_Data shown_.
BEGIN

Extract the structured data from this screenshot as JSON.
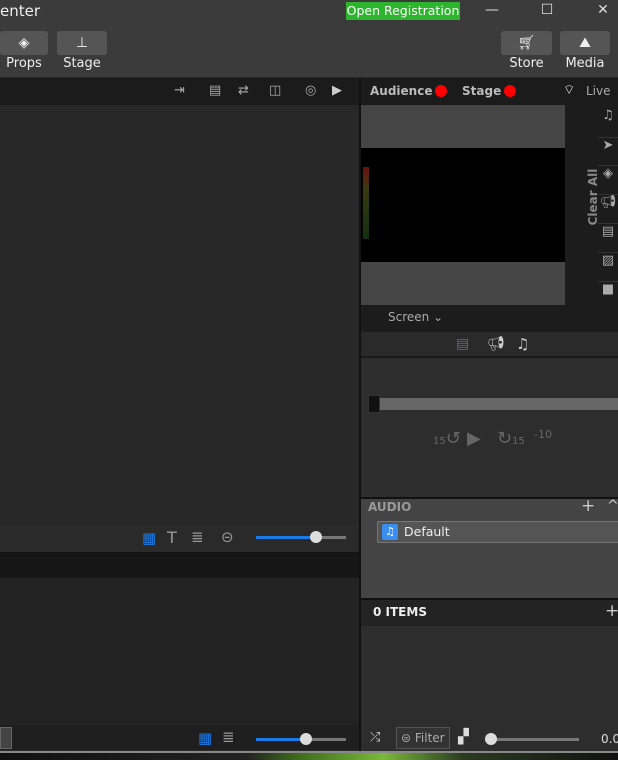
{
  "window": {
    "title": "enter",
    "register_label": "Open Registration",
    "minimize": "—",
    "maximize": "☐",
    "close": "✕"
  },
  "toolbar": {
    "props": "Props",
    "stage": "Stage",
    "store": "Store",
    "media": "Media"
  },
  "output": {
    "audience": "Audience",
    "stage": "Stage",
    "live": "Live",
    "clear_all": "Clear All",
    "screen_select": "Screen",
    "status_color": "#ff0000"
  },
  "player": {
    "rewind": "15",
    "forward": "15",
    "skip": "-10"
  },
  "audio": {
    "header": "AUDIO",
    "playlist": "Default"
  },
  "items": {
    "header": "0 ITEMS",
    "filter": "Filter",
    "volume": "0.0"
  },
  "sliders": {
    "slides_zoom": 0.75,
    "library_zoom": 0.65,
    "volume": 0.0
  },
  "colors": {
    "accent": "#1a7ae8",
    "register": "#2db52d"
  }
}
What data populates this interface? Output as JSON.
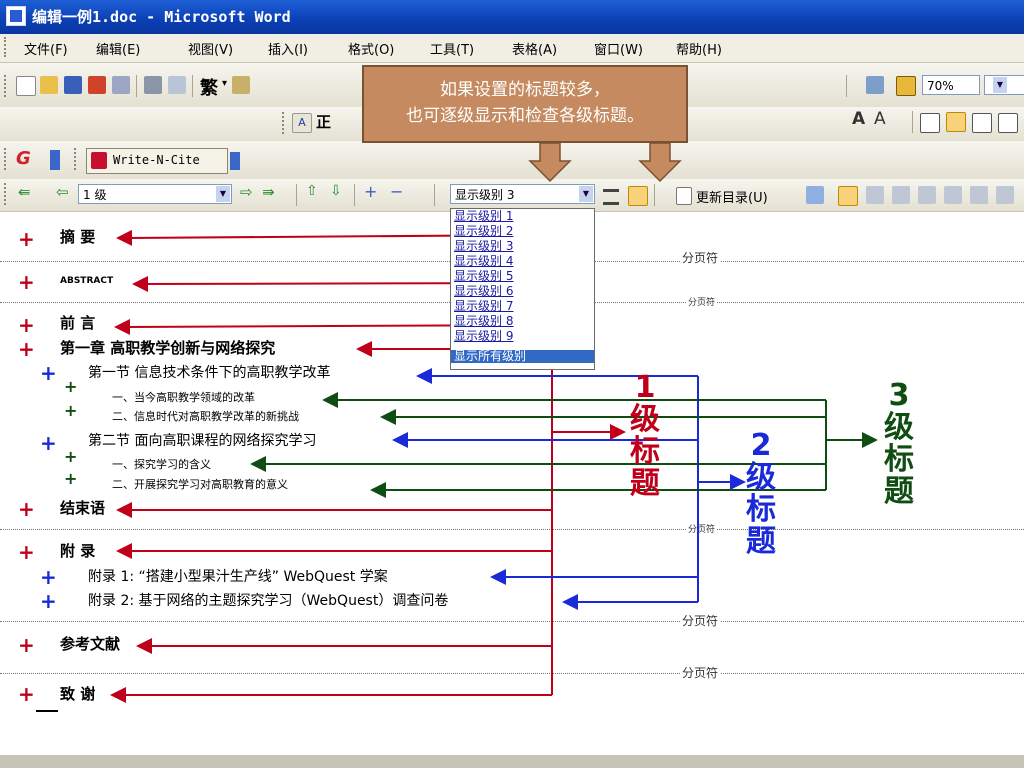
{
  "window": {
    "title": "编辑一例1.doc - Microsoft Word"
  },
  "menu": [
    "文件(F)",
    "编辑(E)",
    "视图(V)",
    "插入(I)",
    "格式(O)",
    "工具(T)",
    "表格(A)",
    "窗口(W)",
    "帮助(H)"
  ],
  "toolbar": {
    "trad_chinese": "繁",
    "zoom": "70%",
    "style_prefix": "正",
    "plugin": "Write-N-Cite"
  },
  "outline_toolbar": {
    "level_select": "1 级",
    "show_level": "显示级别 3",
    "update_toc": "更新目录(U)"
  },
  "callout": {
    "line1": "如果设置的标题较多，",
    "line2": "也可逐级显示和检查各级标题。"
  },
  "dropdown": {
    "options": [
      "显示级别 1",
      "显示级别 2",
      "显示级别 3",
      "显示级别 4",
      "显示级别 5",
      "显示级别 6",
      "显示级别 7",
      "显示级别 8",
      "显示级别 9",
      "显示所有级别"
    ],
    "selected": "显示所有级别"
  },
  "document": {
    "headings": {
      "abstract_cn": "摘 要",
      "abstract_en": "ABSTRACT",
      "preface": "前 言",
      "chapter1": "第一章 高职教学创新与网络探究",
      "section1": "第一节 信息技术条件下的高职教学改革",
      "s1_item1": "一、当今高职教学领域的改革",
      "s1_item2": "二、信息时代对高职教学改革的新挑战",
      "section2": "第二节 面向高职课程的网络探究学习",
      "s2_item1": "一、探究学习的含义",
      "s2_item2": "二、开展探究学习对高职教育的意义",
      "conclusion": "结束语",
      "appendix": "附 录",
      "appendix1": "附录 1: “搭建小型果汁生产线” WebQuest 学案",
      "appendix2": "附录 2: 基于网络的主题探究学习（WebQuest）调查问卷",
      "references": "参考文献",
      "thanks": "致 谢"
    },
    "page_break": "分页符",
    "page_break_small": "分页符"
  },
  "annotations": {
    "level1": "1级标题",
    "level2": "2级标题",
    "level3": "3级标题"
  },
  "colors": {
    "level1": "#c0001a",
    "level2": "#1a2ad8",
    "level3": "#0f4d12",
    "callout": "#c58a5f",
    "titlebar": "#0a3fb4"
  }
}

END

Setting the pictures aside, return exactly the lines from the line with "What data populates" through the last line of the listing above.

What data populates this interface? Output as JSON.
{
  "window": {
    "title": "编辑一例1.doc - Microsoft Word"
  },
  "menu": [
    "文件(F)",
    "编辑(E)",
    "视图(V)",
    "插入(I)",
    "格式(O)",
    "工具(T)",
    "表格(A)",
    "窗口(W)",
    "帮助(H)"
  ],
  "toolbar": {
    "trad_chinese": "繁",
    "zoom": "70%",
    "style_prefix": "正",
    "plugin": "Write-N-Cite"
  },
  "outline_toolbar": {
    "level_select": "1 级",
    "show_level": "显示级别 3",
    "update_toc": "更新目录(U)"
  },
  "callout": {
    "line1": "如果设置的标题较多，",
    "line2": "也可逐级显示和检查各级标题。"
  },
  "dropdown": {
    "options": [
      "显示级别 1",
      "显示级别 2",
      "显示级别 3",
      "显示级别 4",
      "显示级别 5",
      "显示级别 6",
      "显示级别 7",
      "显示级别 8",
      "显示级别 9",
      "显示所有级别"
    ],
    "selected": "显示所有级别"
  },
  "document": {
    "headings": {
      "abstract_cn": "摘 要",
      "abstract_en": "ABSTRACT",
      "preface": "前 言",
      "chapter1": "第一章 高职教学创新与网络探究",
      "section1": "第一节 信息技术条件下的高职教学改革",
      "s1_item1": "一、当今高职教学领域的改革",
      "s1_item2": "二、信息时代对高职教学改革的新挑战",
      "section2": "第二节 面向高职课程的网络探究学习",
      "s2_item1": "一、探究学习的含义",
      "s2_item2": "二、开展探究学习对高职教育的意义",
      "conclusion": "结束语",
      "appendix": "附 录",
      "appendix1": "附录 1: “搭建小型果汁生产线” WebQuest 学案",
      "appendix2": "附录 2: 基于网络的主题探究学习（WebQuest）调查问卷",
      "references": "参考文献",
      "thanks": "致 谢"
    },
    "page_break": "分页符",
    "page_break_small": "分页符"
  },
  "annotations": {
    "level1": "1级标题",
    "level2": "2级标题",
    "level3": "3级标题"
  },
  "colors": {
    "level1": "#c0001a",
    "level2": "#1a2ad8",
    "level3": "#0f4d12",
    "callout": "#c58a5f",
    "titlebar": "#0a3fb4"
  }
}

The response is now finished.